* [Aim of the task] Each line below with the word "JSON" needs to be copied.

(Recorded data)
- - - - -
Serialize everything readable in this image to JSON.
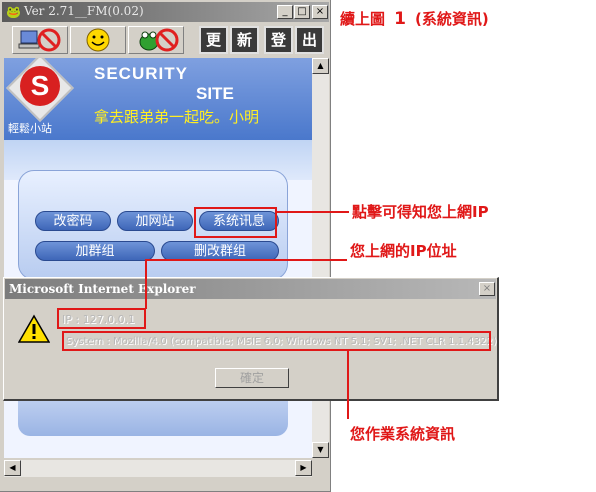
{
  "window": {
    "title": "Ver 2.71__FM(0.02)",
    "title_icon": "frog-icon",
    "controls": [
      "_",
      "□",
      "×"
    ]
  },
  "toolbar": {
    "icons": [
      "computer-no-icon",
      "smiley-icon",
      "frog-no-icon"
    ],
    "buttons": [
      "更",
      "新",
      "登",
      "出"
    ]
  },
  "banner": {
    "security": "SECURITY",
    "site": "SITE",
    "subtitle": "輕鬆小站",
    "marquee": "拿去跟弟弟一起吃。小明"
  },
  "menu": {
    "change_password": "改密码",
    "add_site": "加网站",
    "system_info": "系统讯息",
    "add_group": "加群组",
    "edit_group": "删改群组"
  },
  "dialog": {
    "title": "Microsoft Internet Explorer",
    "close": "×",
    "ip": "IP : 127.0.0.1",
    "system": "System : Mozilla/4.0 (compatible; MSIE 6.0; Windows NT 5.1; SV1; .NET CLR 1.1.4322)",
    "ok_label": "確定"
  },
  "annotations": {
    "heading_prefix": "續上圖",
    "heading_number": "1",
    "heading_suffix": "(系統資訊)",
    "click_note": "點擊可得知您上網IP",
    "ip_note": "您上網的IP位址",
    "os_note": "您作業系統資訊"
  },
  "colors": {
    "annotation_red": "#e01818",
    "banner_blue": "#4a78cc",
    "marquee_yellow": "#ffee22"
  }
}
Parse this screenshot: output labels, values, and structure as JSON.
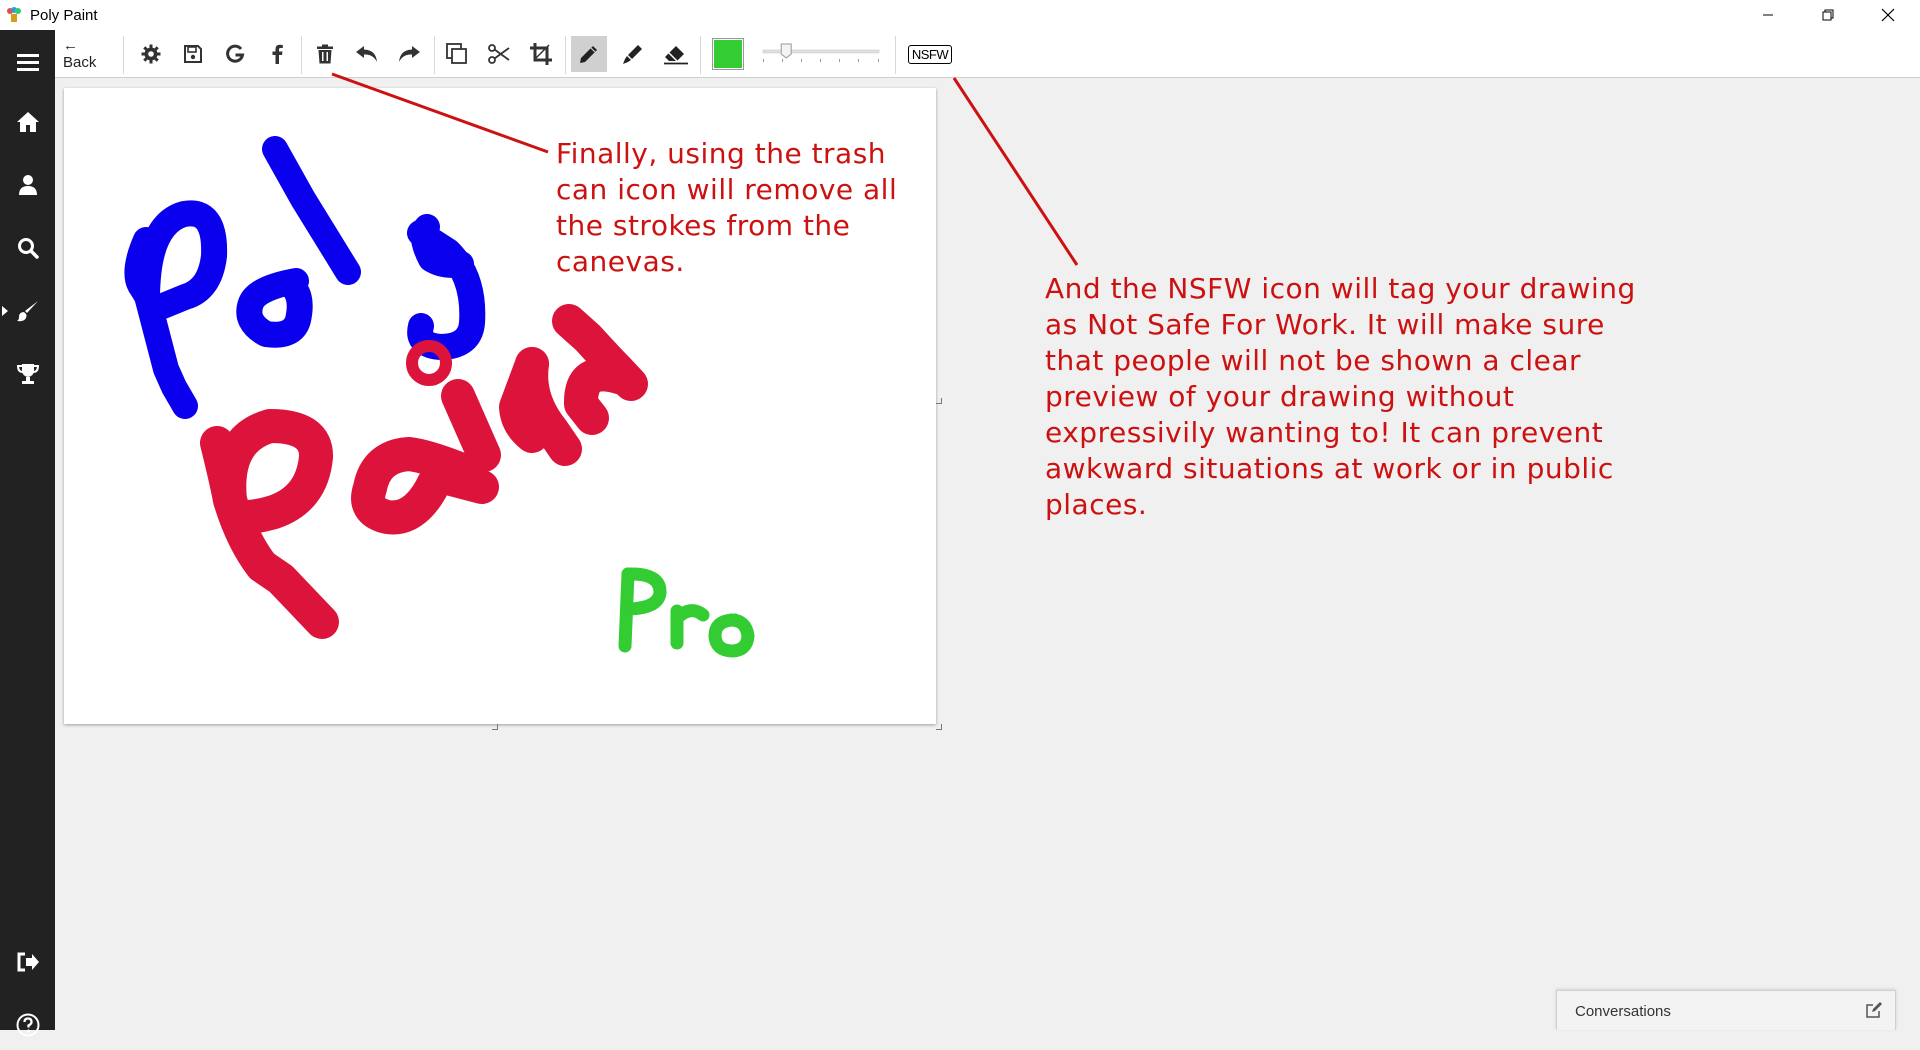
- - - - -
* [Response box]
Serialize everything readable in this image to JSON.
Parse this screenshot: output labels, values, and structure as JSON.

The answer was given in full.